INSTRUCTIONS TO FOLLOW: Please count the lines in the records below that include the word "icon" and report only the total.

STORED DATA:
- - -
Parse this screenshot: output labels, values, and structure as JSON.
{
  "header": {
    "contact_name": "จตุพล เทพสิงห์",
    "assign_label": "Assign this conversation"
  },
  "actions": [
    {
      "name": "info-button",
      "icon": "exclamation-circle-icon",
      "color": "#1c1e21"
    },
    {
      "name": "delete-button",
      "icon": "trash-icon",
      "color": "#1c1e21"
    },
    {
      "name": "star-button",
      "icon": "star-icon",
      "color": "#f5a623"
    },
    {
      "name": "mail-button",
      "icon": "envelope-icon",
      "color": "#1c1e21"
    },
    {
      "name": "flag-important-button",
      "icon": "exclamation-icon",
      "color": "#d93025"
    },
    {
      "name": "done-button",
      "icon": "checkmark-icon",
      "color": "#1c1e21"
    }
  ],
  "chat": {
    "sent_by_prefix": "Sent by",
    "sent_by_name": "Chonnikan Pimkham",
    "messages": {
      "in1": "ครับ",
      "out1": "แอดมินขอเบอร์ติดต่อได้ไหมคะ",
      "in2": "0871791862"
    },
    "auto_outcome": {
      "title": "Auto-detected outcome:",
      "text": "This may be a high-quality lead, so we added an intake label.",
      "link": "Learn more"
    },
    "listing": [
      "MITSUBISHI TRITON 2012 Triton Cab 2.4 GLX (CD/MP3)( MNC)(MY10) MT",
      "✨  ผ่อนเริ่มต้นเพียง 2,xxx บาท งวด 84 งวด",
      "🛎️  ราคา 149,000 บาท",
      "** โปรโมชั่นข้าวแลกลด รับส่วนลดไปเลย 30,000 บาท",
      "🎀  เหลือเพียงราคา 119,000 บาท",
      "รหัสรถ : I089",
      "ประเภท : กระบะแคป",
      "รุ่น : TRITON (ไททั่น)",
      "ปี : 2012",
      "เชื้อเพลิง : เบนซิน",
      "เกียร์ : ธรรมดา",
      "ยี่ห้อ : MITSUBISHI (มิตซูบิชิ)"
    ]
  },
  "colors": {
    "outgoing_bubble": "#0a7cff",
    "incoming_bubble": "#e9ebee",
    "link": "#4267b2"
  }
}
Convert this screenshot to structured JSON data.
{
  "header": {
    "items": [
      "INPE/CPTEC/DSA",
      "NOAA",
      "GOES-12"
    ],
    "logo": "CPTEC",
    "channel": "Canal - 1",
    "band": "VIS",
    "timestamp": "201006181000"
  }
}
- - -
COMPLETED EXERCISE: 6